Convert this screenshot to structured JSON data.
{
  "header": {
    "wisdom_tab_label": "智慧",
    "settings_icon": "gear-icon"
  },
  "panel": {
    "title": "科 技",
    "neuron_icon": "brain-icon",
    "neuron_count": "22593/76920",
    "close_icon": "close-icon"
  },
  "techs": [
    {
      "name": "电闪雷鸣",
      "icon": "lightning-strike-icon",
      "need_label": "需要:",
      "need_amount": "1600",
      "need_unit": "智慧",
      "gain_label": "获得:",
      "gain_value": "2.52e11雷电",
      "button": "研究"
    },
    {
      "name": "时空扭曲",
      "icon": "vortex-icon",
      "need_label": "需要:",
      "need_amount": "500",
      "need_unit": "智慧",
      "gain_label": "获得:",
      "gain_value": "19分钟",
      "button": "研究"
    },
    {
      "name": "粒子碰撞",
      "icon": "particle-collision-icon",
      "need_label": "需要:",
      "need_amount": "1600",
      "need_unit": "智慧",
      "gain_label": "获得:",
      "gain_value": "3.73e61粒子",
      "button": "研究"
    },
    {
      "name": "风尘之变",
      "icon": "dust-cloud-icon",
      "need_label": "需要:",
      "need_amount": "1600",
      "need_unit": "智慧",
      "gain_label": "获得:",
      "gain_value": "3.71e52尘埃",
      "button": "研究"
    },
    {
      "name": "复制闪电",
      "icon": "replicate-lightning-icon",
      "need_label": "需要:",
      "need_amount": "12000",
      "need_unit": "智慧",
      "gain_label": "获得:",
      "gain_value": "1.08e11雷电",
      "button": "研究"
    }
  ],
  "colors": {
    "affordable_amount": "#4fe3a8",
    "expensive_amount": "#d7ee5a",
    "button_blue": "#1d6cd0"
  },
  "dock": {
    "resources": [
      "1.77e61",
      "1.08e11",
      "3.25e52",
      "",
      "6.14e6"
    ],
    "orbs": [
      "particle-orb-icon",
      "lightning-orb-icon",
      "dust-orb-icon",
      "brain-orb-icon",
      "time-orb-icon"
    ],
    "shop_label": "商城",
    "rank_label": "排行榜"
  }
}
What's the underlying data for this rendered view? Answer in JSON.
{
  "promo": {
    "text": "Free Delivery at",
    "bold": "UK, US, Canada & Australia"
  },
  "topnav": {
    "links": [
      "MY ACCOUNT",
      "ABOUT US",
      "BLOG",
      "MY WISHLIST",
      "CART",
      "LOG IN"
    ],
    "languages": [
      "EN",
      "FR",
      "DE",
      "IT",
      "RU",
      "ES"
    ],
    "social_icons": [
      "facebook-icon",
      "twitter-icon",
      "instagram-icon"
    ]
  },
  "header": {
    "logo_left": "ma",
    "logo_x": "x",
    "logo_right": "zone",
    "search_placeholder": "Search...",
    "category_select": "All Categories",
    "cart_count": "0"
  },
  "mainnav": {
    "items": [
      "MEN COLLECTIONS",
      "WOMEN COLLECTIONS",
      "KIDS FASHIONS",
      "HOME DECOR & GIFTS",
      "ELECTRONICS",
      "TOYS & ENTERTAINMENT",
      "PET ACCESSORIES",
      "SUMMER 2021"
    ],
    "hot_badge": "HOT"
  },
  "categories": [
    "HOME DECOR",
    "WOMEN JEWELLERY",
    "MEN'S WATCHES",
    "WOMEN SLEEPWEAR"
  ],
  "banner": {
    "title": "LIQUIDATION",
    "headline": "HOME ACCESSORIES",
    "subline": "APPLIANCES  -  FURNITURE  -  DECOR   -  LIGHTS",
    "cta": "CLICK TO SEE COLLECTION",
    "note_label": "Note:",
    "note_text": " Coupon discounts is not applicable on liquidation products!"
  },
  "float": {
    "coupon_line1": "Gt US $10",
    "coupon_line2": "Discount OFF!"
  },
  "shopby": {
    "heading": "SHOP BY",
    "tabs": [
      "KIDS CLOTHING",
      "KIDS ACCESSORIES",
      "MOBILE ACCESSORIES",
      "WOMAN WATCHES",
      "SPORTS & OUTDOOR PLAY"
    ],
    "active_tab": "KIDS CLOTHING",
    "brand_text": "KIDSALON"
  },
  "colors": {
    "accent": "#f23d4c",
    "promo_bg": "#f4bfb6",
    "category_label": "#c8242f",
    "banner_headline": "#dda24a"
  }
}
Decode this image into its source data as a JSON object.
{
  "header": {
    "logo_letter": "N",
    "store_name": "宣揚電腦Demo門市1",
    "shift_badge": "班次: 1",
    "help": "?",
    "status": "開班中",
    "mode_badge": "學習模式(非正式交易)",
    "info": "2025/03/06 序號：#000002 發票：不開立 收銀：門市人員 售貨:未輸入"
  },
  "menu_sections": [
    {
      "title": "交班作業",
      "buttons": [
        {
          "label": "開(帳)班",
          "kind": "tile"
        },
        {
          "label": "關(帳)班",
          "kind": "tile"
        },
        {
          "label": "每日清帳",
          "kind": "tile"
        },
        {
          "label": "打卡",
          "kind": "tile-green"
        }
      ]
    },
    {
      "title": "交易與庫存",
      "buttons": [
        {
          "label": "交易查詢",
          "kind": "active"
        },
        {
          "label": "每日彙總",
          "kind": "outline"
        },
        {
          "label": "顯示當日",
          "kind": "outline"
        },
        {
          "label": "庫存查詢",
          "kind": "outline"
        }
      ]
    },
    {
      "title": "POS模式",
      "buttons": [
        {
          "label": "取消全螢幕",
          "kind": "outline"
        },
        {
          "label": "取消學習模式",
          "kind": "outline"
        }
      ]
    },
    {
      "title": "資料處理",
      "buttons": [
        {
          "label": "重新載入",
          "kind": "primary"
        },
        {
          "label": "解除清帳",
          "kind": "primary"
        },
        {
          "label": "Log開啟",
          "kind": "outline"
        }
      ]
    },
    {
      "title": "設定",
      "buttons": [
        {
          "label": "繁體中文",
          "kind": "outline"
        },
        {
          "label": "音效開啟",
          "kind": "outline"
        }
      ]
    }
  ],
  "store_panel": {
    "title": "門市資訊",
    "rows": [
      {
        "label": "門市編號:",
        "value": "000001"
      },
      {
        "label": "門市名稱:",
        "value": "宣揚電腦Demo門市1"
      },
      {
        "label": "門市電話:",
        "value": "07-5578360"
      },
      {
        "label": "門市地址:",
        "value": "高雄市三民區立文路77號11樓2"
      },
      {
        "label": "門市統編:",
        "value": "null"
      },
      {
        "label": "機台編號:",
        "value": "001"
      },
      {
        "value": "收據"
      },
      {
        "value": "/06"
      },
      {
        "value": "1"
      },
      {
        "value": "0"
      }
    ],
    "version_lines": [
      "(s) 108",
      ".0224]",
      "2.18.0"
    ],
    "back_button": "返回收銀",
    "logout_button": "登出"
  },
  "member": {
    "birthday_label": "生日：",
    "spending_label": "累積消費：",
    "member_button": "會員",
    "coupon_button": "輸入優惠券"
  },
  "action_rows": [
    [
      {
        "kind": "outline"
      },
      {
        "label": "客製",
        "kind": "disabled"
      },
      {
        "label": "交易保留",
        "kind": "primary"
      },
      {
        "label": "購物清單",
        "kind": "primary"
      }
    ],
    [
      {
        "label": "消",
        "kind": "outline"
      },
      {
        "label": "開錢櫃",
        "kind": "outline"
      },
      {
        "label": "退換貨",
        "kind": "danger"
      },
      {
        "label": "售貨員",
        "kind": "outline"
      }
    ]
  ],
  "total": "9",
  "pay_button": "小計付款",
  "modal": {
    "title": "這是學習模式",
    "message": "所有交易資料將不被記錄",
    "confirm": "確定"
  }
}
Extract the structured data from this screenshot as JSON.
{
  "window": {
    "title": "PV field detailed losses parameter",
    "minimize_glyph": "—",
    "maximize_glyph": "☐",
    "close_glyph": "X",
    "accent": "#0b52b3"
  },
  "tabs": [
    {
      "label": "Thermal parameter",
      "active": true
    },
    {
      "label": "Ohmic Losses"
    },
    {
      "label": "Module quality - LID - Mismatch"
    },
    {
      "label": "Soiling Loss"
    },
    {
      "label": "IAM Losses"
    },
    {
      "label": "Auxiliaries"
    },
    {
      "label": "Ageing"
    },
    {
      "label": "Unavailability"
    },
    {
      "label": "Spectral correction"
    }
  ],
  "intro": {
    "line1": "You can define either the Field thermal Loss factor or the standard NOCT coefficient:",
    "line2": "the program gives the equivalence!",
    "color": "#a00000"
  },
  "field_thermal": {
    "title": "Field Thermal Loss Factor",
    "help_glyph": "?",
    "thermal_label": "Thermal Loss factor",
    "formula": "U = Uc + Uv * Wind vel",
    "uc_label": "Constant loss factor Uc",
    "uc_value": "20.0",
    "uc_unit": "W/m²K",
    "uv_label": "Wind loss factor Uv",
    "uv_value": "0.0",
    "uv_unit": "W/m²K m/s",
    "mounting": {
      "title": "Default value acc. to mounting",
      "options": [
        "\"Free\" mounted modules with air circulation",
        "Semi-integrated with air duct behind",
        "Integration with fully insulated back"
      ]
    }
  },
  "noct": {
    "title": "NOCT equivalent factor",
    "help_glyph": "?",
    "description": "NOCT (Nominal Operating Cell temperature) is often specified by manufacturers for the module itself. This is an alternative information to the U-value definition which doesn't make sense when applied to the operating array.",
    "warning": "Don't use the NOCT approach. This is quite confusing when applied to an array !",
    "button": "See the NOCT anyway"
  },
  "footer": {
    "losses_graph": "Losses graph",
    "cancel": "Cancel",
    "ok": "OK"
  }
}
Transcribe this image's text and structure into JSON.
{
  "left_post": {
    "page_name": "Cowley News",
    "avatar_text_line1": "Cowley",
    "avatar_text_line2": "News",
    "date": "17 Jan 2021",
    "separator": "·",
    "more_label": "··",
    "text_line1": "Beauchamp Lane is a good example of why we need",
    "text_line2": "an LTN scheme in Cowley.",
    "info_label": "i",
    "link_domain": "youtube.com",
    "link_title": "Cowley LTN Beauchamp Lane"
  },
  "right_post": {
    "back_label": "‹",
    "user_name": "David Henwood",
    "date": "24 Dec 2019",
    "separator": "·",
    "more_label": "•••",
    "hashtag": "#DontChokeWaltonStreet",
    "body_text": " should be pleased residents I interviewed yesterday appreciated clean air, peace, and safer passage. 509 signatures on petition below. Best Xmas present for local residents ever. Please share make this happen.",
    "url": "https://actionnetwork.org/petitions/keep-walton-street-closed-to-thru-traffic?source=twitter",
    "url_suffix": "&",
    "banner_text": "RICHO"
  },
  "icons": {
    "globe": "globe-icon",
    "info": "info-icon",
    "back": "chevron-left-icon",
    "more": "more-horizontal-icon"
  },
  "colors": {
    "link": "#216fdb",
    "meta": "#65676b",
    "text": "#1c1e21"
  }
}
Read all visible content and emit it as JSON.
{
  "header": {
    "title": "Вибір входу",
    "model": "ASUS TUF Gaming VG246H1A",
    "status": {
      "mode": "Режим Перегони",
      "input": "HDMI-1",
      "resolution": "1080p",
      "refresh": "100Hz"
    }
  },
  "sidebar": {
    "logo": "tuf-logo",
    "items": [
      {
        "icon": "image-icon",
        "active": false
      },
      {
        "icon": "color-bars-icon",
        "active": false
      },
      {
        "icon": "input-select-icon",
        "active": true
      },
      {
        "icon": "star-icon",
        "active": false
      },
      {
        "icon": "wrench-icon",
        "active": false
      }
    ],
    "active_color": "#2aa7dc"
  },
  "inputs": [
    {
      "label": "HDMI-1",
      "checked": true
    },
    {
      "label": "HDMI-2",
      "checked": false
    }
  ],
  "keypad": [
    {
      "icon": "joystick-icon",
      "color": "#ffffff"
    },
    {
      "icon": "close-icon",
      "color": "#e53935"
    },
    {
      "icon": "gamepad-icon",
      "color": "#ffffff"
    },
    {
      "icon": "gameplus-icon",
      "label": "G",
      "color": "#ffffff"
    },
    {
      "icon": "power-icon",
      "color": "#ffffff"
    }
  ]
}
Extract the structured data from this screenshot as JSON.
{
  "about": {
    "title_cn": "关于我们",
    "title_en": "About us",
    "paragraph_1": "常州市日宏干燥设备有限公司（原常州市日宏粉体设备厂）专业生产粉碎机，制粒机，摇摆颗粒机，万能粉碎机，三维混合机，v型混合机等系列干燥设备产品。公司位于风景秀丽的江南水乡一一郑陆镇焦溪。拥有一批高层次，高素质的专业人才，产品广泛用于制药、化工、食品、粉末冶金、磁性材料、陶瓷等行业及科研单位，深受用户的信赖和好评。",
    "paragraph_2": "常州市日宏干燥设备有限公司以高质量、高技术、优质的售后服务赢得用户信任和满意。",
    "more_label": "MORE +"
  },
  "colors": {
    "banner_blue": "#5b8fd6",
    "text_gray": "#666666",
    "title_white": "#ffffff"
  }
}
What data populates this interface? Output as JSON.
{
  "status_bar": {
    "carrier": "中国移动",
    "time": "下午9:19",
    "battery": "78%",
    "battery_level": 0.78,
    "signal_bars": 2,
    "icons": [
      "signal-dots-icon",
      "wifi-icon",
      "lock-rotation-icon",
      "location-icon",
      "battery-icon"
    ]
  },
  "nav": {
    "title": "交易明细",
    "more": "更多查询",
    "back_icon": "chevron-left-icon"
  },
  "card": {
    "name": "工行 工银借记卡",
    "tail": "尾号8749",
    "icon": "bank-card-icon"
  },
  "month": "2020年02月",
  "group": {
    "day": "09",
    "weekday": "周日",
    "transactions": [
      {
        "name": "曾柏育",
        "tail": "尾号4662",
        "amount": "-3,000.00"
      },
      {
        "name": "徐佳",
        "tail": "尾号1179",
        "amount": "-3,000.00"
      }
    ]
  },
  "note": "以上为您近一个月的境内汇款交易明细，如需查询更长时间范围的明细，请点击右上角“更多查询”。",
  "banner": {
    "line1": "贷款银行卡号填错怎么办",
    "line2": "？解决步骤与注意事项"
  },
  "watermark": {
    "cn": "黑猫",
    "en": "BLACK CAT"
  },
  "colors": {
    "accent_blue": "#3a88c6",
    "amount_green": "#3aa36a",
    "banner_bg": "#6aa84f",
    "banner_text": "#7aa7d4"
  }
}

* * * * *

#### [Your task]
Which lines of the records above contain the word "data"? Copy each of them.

#### [Output below]
Convert this screenshot to structured JSON data.
What's the underlying data for this rendered view? Answer in JSON.
Decode this image into its source data as a JSON object.
Extract the structured data from this screenshot as JSON.
Extract the structured data from this screenshot as JSON.
What data populates this interface? Output as JSON.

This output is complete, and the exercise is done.